L4 Intro to Pub Policy Spring 2008

L4 Intro to Pub Policy Spring 2008 - Introduction to Public...

Info icon This preview shows pages 1–10. Sign up to view the full content.

View Full Document Right Arrow Icon
Introduction to Public Policy Lecture 4 January 16, 2008 Pol 1101
Image of page 1

Info iconThis preview has intentionally blurred sections. Sign up to view the full version.

View Full Document Right Arrow Icon
Introduction to Public Policy What is Public Policy? Read Kraft and Furlong Chapter 1 Public policy – a social science Social science – the belief (or hope) that by discerning general laws of social processes we will better understand our social environment
Image of page 2
What is the state? It is a concept, an idea. It refers to the source of all government authority In reality: a complex arrangement of institutions and processes that have authority and legitimacy Key building block is legitimacy – hence the importance of popular consent
Image of page 3

Info iconThis preview has intentionally blurred sections. Sign up to view the full version.

View Full Document Right Arrow Icon
Legitimacy and Governance Two main questions Legitimacy - the sources of authority, the right of a government to rule and the duty of citizens to obey. But w hat happens when a government loses legitimacy? The war in Iraq? Governance - the ability of a state regime to execute public policies, to achieve efficient and coordinated public administration. But what happens when a government cannot execute public policy? Immigration? Health care?
Image of page 4
What is Public Policy? Public policy is an intentional course of action followed by government in dealing with some problem or matter of concern. Public policies are government policies based on law, and backed by sanctions - either rewards or punishments. Examples include Acts of Congress, executive orders, and judicial decisions. Individuals, groups and even government agencies that do not comply with policies can be penalized through fines, loss of benefits, even jail. Policies develop over time. More than a legislative decision to enact a law or a presidential decision to issue an executive order – the level of enforcement is also key. Implementation involves providing incentives or disincentives for certain behaviors
Image of page 5

Info iconThis preview has intentionally blurred sections. Sign up to view the full version.

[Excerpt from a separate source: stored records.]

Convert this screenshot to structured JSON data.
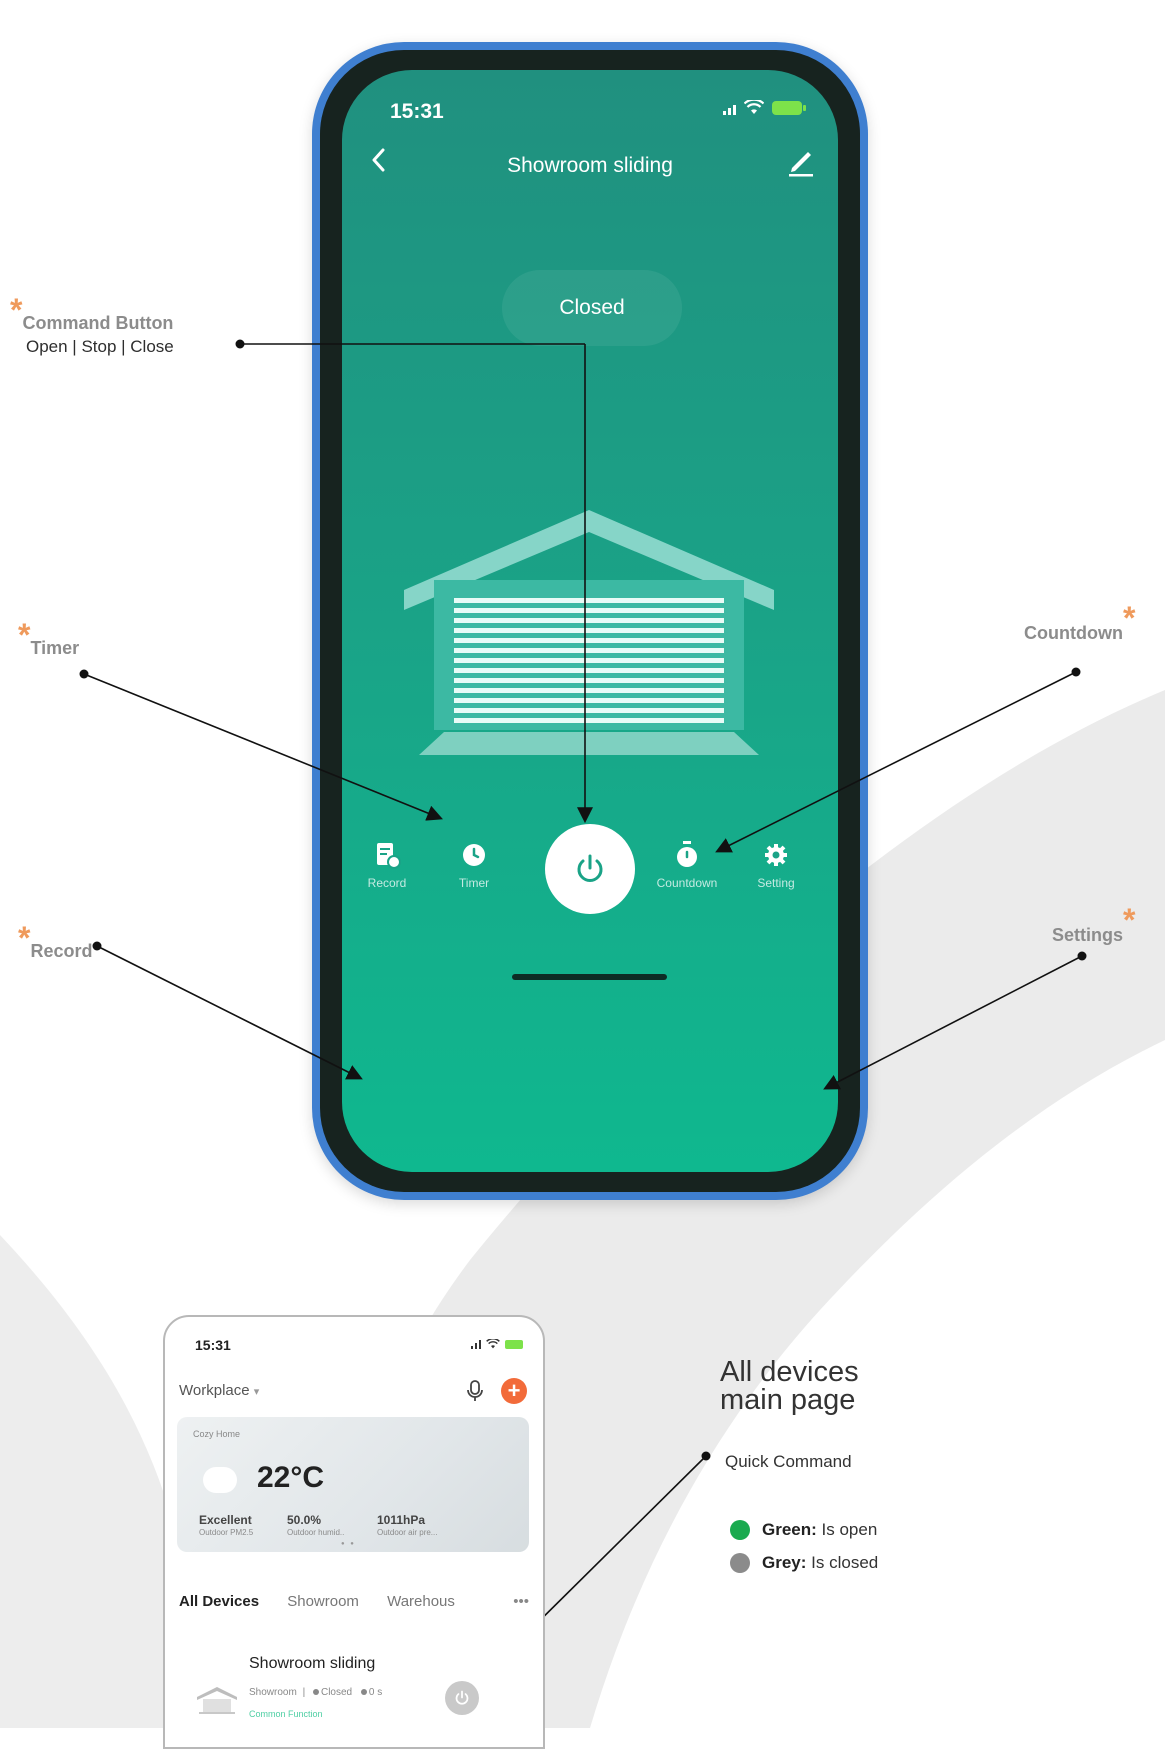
{
  "phone": {
    "status_time": "15:31",
    "title": "Showroom sliding",
    "door_status": "Closed",
    "tabs": {
      "record": "Record",
      "timer": "Timer",
      "countdown": "Countdown",
      "setting": "Setting"
    }
  },
  "callouts": {
    "command": {
      "title": "Command Button",
      "sub": "Open | Stop | Close"
    },
    "timer": "Timer",
    "record": "Record",
    "countdown": "Countdown",
    "settings": "Settings",
    "star": "*"
  },
  "mini": {
    "status_time": "15:31",
    "home_name": "Workplace",
    "add_symbol": "+",
    "weather": {
      "location": "Cozy Home",
      "temperature": "22°C",
      "stats": [
        {
          "value": "Excellent",
          "label": "Outdoor PM2.5"
        },
        {
          "value": "50.0%",
          "label": "Outdoor humid.."
        },
        {
          "value": "1011hPa",
          "label": "Outdoor air pre..."
        }
      ]
    },
    "tabs": [
      "All Devices",
      "Showroom",
      "Warehous"
    ],
    "tabs_more": "•••",
    "device": {
      "name": "Showroom sliding",
      "room": "Showroom",
      "separator": "|",
      "state": "Closed",
      "time": "0 s",
      "function": "Common Function"
    }
  },
  "legend": {
    "title_line1": "All devices",
    "title_line2": "main page",
    "quick_command": "Quick Command",
    "items": [
      {
        "label": "Green:",
        "text": "Is open",
        "color": "#1aaa4f"
      },
      {
        "label": "Grey:",
        "text": "Is closed",
        "color": "#8b8b8b"
      }
    ]
  },
  "colors": {
    "accent_star": "#ef9a5c",
    "screen_top": "#20907f",
    "screen_bottom": "#0fb88f",
    "phone_frame": "#3f7fd0"
  }
}
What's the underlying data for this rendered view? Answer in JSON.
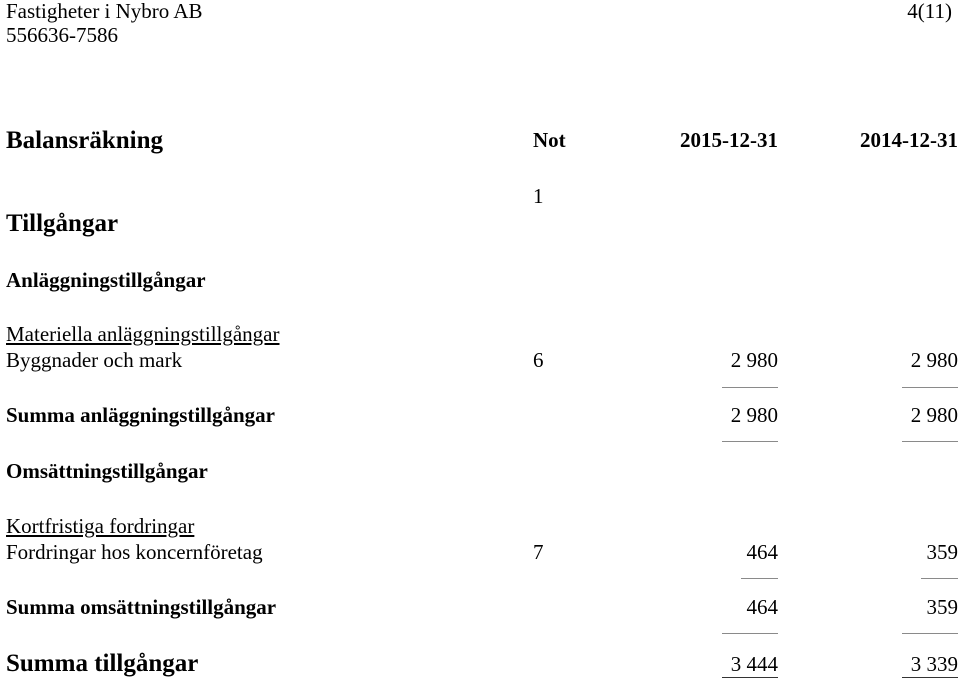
{
  "header": {
    "company": "Fastigheter i Nybro AB",
    "org_number": "556636-7586",
    "page": "4(11)"
  },
  "statement": {
    "title": "Balansräkning",
    "columns": {
      "note": "Not",
      "current": "2015-12-31",
      "previous": "2014-12-31"
    },
    "assets_heading": "Tillgångar",
    "assets_note": "1",
    "fixed_assets": {
      "heading": "Anläggningstillgångar",
      "subheading": "Materiella anläggningstillgångar",
      "rows": [
        {
          "label": "Byggnader och mark",
          "note": "6",
          "current": "2 980",
          "previous": "2 980"
        }
      ],
      "total": {
        "label": "Summa anläggningstillgångar",
        "current": "2 980",
        "previous": "2 980"
      }
    },
    "current_assets": {
      "heading": "Omsättningstillgångar",
      "subheading": "Kortfristiga fordringar",
      "rows": [
        {
          "label": "Fordringar hos koncernföretag",
          "note": "7",
          "current": "464",
          "previous": "359"
        }
      ],
      "total": {
        "label": "Summa omsättningstillgångar",
        "current": "464",
        "previous": "359"
      }
    },
    "grand_total": {
      "label": "Summa tillgångar",
      "current": "3 444",
      "previous": "3 339"
    }
  }
}
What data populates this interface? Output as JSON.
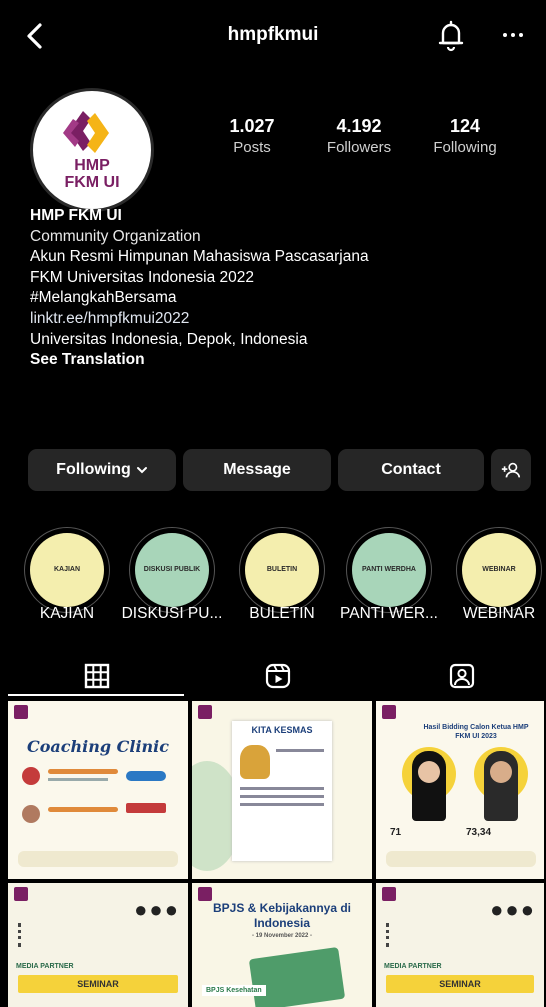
{
  "header": {
    "username": "hmpfkmui"
  },
  "profile": {
    "avatar_text_1": "HMP",
    "avatar_text_2": "FKM UI",
    "stats": [
      {
        "value": "1.027",
        "label": "Posts"
      },
      {
        "value": "4.192",
        "label": "Followers"
      },
      {
        "value": "124",
        "label": "Following"
      }
    ],
    "bio": {
      "name": "HMP FKM UI",
      "category": "Community Organization",
      "line1": "Akun Resmi Himpunan Mahasiswa Pascasarjana",
      "line2": "FKM Universitas Indonesia 2022",
      "hashtag": "#MelangkahBersama",
      "link": "linktr.ee/hmpfkmui2022",
      "location": "Universitas Indonesia, Depok, Indonesia",
      "translate": "See Translation"
    }
  },
  "actions": {
    "following": "Following",
    "message": "Message",
    "contact": "Contact"
  },
  "highlights": [
    {
      "title": "KAJIAN",
      "inner": "KAJIAN",
      "color": "#f4eeae"
    },
    {
      "title": "DISKUSI PU...",
      "inner": "DISKUSI PUBLIK",
      "color": "#a8d5b9"
    },
    {
      "title": "BULETIN",
      "inner": "BULETIN",
      "color": "#f4eeae"
    },
    {
      "title": "PANTI WER...",
      "inner": "PANTI WERDHA",
      "color": "#a8d5b9"
    },
    {
      "title": "WEBINAR",
      "inner": "WEBINAR",
      "color": "#f4eeae"
    }
  ],
  "posts": {
    "p1_title": "Coaching Clinic",
    "p2_title": "KITA KESMAS",
    "p3_title": "Hasil Bidding Calon Ketua HMP FKM UI 2023",
    "p3_score_a": "71",
    "p3_score_b": "73,34",
    "p4_badge": "MEDIA PARTNER",
    "p4_label": "SEMINAR",
    "p5_title": "BPJS & Kebijakannya di Indonesia",
    "p5_date": "- 19 November 2022 -",
    "p5_logo": "BPJS Kesehatan",
    "p6_badge": "MEDIA PARTNER",
    "p6_label": "SEMINAR"
  },
  "colors": {
    "background": "#000000",
    "button": "#262626",
    "brand_purple": "#7a1f63",
    "brand_yellow": "#f5b417"
  }
}
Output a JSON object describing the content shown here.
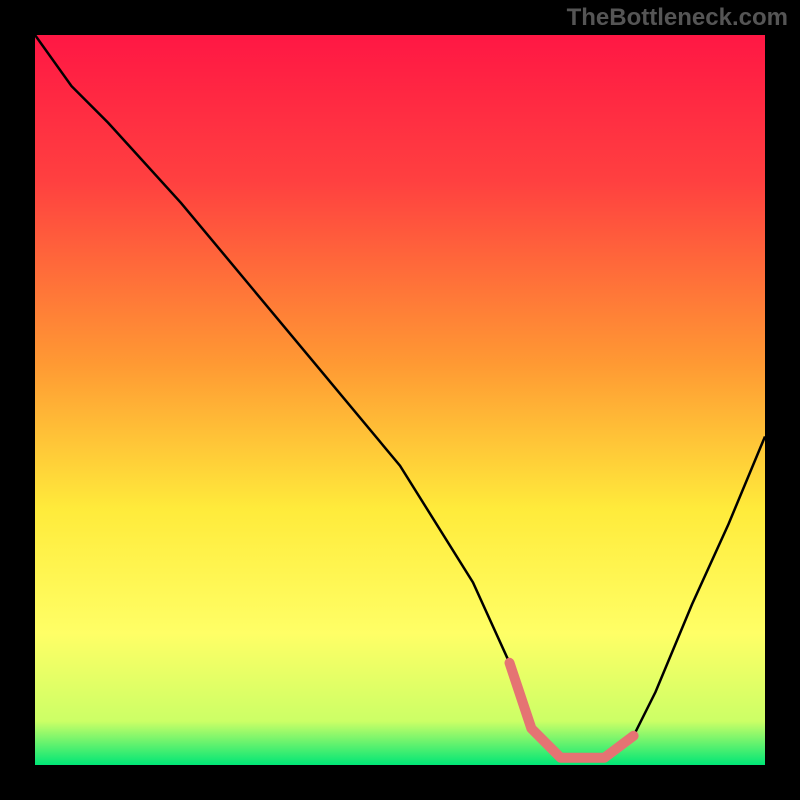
{
  "watermark": "TheBottleneck.com",
  "chart_data": {
    "type": "line",
    "title": "",
    "xlabel": "",
    "ylabel": "",
    "xlim": [
      0,
      100
    ],
    "ylim": [
      0,
      100
    ],
    "gradient_stops": [
      {
        "offset": 0,
        "color": "#ff1744"
      },
      {
        "offset": 20,
        "color": "#ff4040"
      },
      {
        "offset": 45,
        "color": "#ff9933"
      },
      {
        "offset": 65,
        "color": "#ffeb3b"
      },
      {
        "offset": 82,
        "color": "#ffff66"
      },
      {
        "offset": 94,
        "color": "#ccff66"
      },
      {
        "offset": 100,
        "color": "#00e676"
      }
    ],
    "series": [
      {
        "name": "bottleneck-curve",
        "x": [
          0,
          5,
          10,
          20,
          30,
          40,
          50,
          60,
          65,
          68,
          72,
          78,
          82,
          85,
          90,
          95,
          100
        ],
        "y": [
          100,
          93,
          88,
          77,
          65,
          53,
          41,
          25,
          14,
          5,
          1,
          1,
          4,
          10,
          22,
          33,
          45
        ]
      }
    ],
    "highlight_segment": {
      "name": "highlighted-range",
      "color": "#e57373",
      "x": [
        65,
        68,
        72,
        78,
        82
      ],
      "y": [
        14,
        5,
        1,
        1,
        4
      ]
    }
  }
}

View Full Document Right Arrow Icon
Six Theories or Models 1. INSTITUTIONAL/BUREAUCRATIC MODEL 2. ELITE-MASS MODEL 3. INTEREST GROUP/EQUILIBRIUM MODEL 4. PLURALIST MODEL 5. SYSTEMS MODEL 6. STAGES MODEL
Image of page 6
1. INSTITUTIONAL/BUREAUCRATIC MODEL Concentrates on the traditional organization of government. Describes the duties and arrangements of bureaus and departments. Considers constitutional provisions, administrative and common law, and judicial decisions. Tends to focus on formal arrangements
Image of page 7

Info iconThis preview has intentionally blurred sections. Sign up to view the full version.

View Full Document Right Arrow Icon
1. INSTITUTIONAL/BUREAUCRATIC MODEL (continued) Bureaucratic theory argues that all institutions, governmental and non-governmental, have fallen under the control of a large and ever- growing bureaucracy that carries out policy on a day-to-day basis using standardized procedures. The growing complexity of modern organizations has empowered bureaucrats, who gain dominance as a consequence of their expertise and competence. Eventually power is wrested from others, especially elected officials.
Image of page 8
2. ELITE-MASS MODEL Unequal distribution of power in society is the norm All important decisions in society are made by the “chosen few”, who govern a largely passive mass Policy flows downward from the elite to the mass, who
Image of page 9

Info iconThis preview has intentionally blurred sections. Sign up to view the full version.

View Full Document Right Arrow Icon
Image of page 10
This is the end of the preview. Sign up to access the rest of the document.

{[ snackBarMessage ]}

What students are saying

  • Left Quote Icon

    As a current student on this bumpy collegiate pathway, I stumbled upon Course Hero, where I can find study resources for nearly all my courses, get online help from tutors 24/7, and even share my old projects, papers, and lecture notes with other students.

    Student Picture

    Kiran Temple University Fox School of Business ‘17, Course Hero Intern

  • Left Quote Icon

    I cannot even describe how much Course Hero helped me this summer. It’s truly become something I can always rely on and help me. In the end, I was not only able to survive summer classes, but I was able to thrive thanks to Course Hero.

    Student Picture

    Dana University of Pennsylvania ‘17, Course Hero Intern

  • Left Quote Icon

    The ability to access any university’s resources through Course Hero proved invaluable in my case. I was behind on Tulane coursework and actually used UCLA’s materials to help me move forward and get everything together on time.

    Student Picture

    Jill Tulane University ‘16, Course Hero Intern